  2. Hi Spring,
    Thanks for the comment. Thanks for the link. And thanks for raising these sorts of questions with your readers!

  3. Any thoughts on wire copy? Meaning, if editors cut and paste Reuters or AP stories and list them as "news"..where is this on the ethics scale? (Just a topic for debate, I guess).

  4. Hi Anonymous,
    Thanks for the comment.
    I don't have any problem at all with wire copy --- as long as it's attributed.

  5. We have an active online news operation with a dedicated reporter/editor posting original stories every day. Sometimes they orginate from press release -- we couldn't get 5 or 6 stories done each day any other way -- but in those cases they're rewritten for clarity and more objective attribution. On any given day,though, there are two or three stories reported by our web editor or from print editors. We made the investment in a dedicated reporter 4 years ago as it was the only way we felt we could do a credible job delivering daily news for our market.

    The problem is that we have two direct competitors who simply reprint releases as their entire news coverage, without acknowledging it of course. Yet for many in our marketplace, they seem to get credit for reporting "news." I guess what I'm getting at is that part of the problem is audience -- people who see no difference between press releases and reported stories. Are readers becoming less sophisticated about the quality of news coverage?

  6. Hi Jim,
    You raise an interesting question.
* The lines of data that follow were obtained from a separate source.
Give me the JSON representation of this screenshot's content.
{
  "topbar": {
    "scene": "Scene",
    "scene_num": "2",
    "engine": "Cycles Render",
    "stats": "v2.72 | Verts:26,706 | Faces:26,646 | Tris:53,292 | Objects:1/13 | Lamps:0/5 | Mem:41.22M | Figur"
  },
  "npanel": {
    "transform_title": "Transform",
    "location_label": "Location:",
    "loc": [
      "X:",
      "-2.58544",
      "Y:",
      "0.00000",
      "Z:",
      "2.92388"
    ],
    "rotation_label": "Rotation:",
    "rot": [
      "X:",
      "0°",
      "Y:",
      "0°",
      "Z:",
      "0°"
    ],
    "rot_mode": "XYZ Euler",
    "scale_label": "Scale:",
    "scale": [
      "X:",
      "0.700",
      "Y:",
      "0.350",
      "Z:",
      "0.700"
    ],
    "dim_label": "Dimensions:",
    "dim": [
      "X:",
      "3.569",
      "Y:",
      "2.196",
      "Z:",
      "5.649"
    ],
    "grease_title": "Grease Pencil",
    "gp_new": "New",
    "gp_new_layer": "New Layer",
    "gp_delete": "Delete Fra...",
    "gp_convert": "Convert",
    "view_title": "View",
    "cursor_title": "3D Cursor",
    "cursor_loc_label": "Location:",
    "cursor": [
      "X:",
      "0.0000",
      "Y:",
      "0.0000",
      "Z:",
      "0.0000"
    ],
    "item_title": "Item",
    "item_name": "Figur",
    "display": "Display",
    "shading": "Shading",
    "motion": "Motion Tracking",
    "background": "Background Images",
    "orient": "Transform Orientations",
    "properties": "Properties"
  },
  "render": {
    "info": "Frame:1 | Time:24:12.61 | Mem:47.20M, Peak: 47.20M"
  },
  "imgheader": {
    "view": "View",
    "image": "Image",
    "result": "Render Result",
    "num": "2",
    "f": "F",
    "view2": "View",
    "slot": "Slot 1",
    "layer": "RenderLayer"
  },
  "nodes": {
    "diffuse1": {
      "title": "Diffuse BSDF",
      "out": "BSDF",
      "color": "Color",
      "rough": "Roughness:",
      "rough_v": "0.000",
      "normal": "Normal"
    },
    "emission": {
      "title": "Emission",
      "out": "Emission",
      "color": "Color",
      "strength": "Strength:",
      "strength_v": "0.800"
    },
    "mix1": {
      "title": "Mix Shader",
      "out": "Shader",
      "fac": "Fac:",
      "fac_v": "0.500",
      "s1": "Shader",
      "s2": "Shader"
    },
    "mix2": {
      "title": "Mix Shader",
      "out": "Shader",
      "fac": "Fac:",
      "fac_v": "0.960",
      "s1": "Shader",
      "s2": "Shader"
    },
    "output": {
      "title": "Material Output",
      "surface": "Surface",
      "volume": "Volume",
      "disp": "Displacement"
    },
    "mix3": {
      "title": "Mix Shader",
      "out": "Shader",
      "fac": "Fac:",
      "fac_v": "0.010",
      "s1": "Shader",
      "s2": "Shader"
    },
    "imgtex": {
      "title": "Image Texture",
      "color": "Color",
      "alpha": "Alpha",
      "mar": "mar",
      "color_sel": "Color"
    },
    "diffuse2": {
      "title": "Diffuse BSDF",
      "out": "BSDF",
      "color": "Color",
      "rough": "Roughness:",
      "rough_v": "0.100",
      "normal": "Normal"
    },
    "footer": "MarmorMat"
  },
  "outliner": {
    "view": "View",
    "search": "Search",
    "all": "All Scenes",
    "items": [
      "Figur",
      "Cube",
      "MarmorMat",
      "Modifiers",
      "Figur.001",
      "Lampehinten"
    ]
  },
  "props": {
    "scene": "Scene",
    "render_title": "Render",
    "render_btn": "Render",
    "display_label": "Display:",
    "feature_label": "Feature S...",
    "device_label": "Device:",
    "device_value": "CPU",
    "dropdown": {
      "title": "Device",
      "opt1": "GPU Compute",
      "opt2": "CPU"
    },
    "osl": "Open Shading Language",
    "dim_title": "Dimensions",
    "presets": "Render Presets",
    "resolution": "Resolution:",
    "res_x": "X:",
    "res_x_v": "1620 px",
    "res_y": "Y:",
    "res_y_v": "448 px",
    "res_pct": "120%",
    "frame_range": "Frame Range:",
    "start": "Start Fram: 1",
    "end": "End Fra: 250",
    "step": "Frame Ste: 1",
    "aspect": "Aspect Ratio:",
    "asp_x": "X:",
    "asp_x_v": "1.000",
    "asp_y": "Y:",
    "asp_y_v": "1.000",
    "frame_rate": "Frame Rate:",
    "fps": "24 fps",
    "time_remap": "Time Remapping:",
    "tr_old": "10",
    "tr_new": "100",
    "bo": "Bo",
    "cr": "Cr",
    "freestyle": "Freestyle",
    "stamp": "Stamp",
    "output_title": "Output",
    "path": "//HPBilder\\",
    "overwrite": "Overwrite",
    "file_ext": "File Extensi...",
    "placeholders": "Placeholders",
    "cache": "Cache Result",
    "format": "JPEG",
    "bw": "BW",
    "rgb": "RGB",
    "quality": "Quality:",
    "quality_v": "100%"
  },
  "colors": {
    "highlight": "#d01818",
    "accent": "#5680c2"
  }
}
And I don't know what the answer is.
    I do know that when I confront edtiors about this issue, they tend to say something along the lines of "my readers don't care" or "my readers don't know the difference."
    But I refuse to believe that assuming our readers are knuckleheads is a good business decision.
    I applaud you and your staff for keeping clear the lines between news and public relations.

  7. I was talking to the editor of a well-known photography magazine a couple of weeks ago. He mentioned that they assign the "new products" section to the new writers. They are graded on their ability to write interesting copy that does _not_ replicate the press releases. Everybody has to do this when they start. He considers this a difficult assignment for someone new (and that's a good thing).

    Anyway, I found it interesting that some magazines take this pretty seriously.

  8. Hi Anonymous,
    That's a great idea...and one that many publications use now and that any B2B publication would be wise to copy. It gives new writers a chance to learn the industry they cover, find some sources and develop their writing skills.

  9. Rewriting press releases was my very first job in journalism, and boy did I hate it--it's a boring, thankless job, but it is one worth doing. I made a point of calling and getting an original quote from someone and fact-checking each press release. Invariably, the PR person I contacted first would say something like, "This is the first time anyone's asked." Sad.

    It's also a little scary how many incorrect things make it into press releases--I once called to get a quote from someone who won an award. Except they didn't: A typo on the press release turned someone else's name into this person's, and even the PR person didn't know that had happened. Does anyone need another reason not to run press releases verbatim, or does this convince you?